interests in compensation of its own domiciliaries and deterrence
of future misconduct were the same as New Jersey's, and therefore
those interests would be adequately served by application of New
Jersey law. The court then went on to conclude that "since [the]
record reveals no conflict between New York and New Jersey
insofar as the application of their substantive laws is
concerned, and since the record also reveals that New Jersey has
a substantial interest in the application of its own law, we
conclude that New Jersey, as an interested forum, would apply its own law of
liability." Schum, 578 F.2d at 497.
This case, however, unlike the facts of Schum, presents a
true conflict between the interests of New Jersey and Delaware.
While New Jersey's law evinces an interest in compensation and
deterrence as well as a desire to protect minors who are not
well-versed in legal matters from the adverse consequences of
their inexperience, Delaware's statutory scheme reflects its
legislature's interest in not only providing compensation to
Delaware domiciled injured parties and deterring future
malpractice but also in shielding Delaware health care providers
from the rising costs of malpractice liability insurance.
Moreover, the court's analysis in Schum is distinguishable on
certain facts. In Schum, the defendant doctor, while a resident
of New York and having conducted the surgery at issue in New
York, was also "a staff member of, and performed professional
services at, at least two New Jersey medical facilities" at the
time of the incident giving rise to the litigation. Id. at 494.
The Third Circuit found it important that the defendant "was an
active member of the staff of St. Michael's Medical Center in
Newark from 1950-1953, served there variously as a consultant in
Cardio-Surgery and an attending surgeon from 1954-1973, and was
placed on `active' staff both at St. Michael's and at the Jersey
City Medical Center in 1973." Id. at 497. In reversing the district court, the Third Circuit found that the district court
had completely ignored the associations which the defendant had
with New Jersey hospitals. Id. at 497 n. 4.
Here, at the time of the alleged malpractice, Defendants had no
contact with New Jersey. While it is true that Dr. Stanton has
held a license to practice medicine in New Jersey since 1995,
there is no evidence that he practiced in New Jersey at the time
of the alleged malpractice. Moreover, the parties have stipulated
to the fact that Dr. Stanton provided no care for Robert in New
Jersey at any time. Similarly, while Dr. Stanton joined the staff
of two New Jersey medical facilities in September 1998, he never

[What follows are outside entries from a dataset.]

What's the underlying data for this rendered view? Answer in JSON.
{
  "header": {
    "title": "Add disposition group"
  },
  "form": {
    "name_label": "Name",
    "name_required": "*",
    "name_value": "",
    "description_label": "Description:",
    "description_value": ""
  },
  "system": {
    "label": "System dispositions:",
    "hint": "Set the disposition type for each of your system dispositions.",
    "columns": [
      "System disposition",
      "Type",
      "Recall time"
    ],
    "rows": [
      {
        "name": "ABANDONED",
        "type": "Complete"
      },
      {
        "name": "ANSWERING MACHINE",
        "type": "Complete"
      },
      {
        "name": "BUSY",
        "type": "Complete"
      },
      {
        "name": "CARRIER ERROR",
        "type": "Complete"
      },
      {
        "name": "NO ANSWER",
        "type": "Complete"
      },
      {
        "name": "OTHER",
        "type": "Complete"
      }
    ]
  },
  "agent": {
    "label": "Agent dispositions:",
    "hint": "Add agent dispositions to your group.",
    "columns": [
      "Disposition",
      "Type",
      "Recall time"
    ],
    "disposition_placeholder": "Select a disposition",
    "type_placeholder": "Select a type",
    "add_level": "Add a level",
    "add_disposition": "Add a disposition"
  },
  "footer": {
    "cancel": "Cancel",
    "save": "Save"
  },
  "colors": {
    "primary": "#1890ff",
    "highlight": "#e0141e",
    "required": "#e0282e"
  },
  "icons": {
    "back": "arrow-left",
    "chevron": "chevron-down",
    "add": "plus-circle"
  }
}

administered care to Robert at either facility and, in fact, had
altogether stopped providing medical care to Robert in Delaware
by that time. Robert's place of residence yields this case's only
connection to New Jersey. In light of this fact, the extensive
connections of Delaware to all parties in this case, and the
paramount interest of Delaware in regulating the medical care
offered within its borders by shielding in-state physicians and
hospitals from high insurance premiums and stale malpractice
claims, this Court must apply Delaware's statute of limitations
to the instant action. In so doing, Plaintiffs' suit is
time-barred and must be dismissed. CONCLUSION
For the reasons discussed above, this Court will apply the
statute of limitations of Delaware to the instant lawsuit. Thus,
Defendant The Nemours Foundation's motion for summary judgment
will be granted and Plaintiff's case will be dismissed as